▶ **WHAT TO WORK ON**: Search each line below for "library", then return the lines where it appears.

── MATERIAL FOR THIS EXERCISE ──

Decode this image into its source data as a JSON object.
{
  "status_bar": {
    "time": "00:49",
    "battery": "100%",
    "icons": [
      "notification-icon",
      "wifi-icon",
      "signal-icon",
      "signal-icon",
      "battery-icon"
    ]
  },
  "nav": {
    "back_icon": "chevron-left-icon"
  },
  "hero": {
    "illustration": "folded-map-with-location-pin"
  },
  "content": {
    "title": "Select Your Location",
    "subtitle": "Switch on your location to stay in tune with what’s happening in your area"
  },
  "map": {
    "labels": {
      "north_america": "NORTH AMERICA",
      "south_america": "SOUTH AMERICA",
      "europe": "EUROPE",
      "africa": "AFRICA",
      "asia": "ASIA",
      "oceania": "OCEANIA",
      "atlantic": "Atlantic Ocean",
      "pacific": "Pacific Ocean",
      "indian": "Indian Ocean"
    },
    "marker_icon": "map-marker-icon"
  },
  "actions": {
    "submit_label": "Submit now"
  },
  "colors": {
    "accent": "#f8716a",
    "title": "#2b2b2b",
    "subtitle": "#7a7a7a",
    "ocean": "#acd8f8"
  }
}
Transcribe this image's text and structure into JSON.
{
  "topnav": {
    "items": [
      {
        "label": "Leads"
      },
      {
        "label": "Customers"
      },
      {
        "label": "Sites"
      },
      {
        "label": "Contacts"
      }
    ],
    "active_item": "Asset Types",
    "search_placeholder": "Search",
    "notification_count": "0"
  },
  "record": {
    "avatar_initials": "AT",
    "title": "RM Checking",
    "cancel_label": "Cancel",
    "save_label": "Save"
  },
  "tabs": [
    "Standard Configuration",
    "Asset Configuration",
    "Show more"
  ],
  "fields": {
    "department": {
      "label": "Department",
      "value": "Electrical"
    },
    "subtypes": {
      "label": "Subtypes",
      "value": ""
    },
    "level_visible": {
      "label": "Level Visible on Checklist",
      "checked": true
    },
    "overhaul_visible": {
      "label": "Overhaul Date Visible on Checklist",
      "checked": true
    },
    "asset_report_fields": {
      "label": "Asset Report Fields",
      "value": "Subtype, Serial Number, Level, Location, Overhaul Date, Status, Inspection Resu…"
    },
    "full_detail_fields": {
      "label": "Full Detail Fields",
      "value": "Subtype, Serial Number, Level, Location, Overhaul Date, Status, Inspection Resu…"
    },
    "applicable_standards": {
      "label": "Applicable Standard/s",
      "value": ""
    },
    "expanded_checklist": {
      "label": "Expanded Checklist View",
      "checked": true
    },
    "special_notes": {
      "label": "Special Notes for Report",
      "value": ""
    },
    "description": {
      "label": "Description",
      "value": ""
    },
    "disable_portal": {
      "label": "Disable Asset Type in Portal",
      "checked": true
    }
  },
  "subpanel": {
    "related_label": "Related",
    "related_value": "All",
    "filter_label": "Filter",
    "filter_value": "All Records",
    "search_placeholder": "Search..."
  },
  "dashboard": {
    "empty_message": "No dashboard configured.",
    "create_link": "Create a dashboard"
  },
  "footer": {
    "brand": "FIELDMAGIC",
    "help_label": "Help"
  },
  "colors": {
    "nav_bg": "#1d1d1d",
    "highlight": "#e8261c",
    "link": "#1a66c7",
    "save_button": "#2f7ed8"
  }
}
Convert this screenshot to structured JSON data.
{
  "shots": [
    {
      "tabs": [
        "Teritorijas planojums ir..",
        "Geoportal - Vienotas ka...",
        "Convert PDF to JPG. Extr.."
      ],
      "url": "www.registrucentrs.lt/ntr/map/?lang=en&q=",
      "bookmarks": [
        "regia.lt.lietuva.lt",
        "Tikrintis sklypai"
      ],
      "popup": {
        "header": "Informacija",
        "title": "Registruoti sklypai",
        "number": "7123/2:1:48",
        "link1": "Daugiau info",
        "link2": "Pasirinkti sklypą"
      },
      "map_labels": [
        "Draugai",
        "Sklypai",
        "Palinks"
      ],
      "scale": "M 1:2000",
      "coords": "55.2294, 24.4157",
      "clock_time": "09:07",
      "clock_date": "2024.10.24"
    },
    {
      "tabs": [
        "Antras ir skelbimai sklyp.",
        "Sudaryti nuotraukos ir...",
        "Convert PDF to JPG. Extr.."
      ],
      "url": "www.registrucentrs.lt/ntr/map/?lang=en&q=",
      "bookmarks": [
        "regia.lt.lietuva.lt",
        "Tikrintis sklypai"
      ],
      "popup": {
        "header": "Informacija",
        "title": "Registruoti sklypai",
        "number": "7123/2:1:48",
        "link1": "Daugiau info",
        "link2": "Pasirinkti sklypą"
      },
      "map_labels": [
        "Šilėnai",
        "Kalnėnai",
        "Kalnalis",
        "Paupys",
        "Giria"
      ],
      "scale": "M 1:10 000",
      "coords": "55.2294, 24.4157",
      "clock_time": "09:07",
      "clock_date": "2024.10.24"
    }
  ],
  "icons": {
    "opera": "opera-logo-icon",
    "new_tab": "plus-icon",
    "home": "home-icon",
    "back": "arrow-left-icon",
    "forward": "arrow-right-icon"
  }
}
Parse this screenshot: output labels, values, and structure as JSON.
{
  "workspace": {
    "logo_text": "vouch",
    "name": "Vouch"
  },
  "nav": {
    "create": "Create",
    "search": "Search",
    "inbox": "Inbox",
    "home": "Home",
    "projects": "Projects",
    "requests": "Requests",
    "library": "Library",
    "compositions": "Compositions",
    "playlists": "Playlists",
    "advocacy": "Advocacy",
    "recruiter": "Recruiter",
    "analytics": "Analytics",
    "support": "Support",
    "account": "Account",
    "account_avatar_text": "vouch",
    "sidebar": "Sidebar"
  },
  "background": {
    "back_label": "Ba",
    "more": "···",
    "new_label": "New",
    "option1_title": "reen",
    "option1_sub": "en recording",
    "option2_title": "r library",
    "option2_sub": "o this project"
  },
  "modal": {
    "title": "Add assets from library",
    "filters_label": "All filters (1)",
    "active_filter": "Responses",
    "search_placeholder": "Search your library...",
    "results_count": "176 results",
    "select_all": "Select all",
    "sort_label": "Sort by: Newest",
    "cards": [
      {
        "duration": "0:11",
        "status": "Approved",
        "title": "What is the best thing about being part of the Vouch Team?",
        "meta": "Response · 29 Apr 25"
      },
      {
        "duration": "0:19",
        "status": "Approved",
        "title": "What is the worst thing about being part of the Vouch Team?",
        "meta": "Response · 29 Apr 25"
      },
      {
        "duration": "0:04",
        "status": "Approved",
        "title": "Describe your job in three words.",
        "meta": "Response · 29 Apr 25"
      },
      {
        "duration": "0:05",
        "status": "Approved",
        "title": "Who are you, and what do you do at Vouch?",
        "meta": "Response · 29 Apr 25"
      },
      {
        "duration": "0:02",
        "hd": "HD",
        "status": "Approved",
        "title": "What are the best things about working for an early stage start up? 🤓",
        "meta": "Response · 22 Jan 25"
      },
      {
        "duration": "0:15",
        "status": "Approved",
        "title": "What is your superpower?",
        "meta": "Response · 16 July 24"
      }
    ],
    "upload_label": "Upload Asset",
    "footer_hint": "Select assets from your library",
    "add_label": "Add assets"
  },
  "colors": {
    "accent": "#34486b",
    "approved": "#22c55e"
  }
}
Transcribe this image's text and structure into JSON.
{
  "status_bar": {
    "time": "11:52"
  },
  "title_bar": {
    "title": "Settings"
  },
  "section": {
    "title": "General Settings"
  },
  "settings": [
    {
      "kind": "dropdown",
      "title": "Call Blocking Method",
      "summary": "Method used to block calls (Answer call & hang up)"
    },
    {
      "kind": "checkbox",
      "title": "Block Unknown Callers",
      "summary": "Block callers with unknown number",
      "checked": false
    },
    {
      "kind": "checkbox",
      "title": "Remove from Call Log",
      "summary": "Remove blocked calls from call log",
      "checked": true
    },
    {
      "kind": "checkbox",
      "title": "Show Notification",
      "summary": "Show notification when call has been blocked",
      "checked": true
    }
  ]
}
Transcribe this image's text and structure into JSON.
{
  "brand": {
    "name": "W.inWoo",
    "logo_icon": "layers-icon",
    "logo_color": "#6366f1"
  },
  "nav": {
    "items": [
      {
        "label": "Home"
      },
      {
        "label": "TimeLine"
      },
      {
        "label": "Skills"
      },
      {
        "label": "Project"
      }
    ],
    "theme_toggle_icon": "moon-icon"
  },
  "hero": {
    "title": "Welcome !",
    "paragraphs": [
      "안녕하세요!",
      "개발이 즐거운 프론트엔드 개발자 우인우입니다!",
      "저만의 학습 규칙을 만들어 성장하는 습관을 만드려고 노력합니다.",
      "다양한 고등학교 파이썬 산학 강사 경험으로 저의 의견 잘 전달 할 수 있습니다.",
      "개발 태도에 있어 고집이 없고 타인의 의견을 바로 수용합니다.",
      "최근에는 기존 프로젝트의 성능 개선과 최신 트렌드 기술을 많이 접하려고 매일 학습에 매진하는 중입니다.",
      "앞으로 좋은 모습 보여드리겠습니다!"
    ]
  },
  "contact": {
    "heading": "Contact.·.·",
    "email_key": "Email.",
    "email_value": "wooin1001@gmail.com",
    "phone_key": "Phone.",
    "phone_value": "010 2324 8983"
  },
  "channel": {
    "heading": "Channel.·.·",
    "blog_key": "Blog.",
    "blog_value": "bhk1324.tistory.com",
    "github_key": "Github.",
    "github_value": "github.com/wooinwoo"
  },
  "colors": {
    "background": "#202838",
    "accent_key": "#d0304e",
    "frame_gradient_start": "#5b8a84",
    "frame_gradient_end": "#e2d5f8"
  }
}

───

▶ **REPLY**:
    "library": "Library",
    "option2_title": "r library",
    "title": "Add assets from library",
    "search_placeholder": "Search your library...",
    "footer_hint": "Select assets from your library",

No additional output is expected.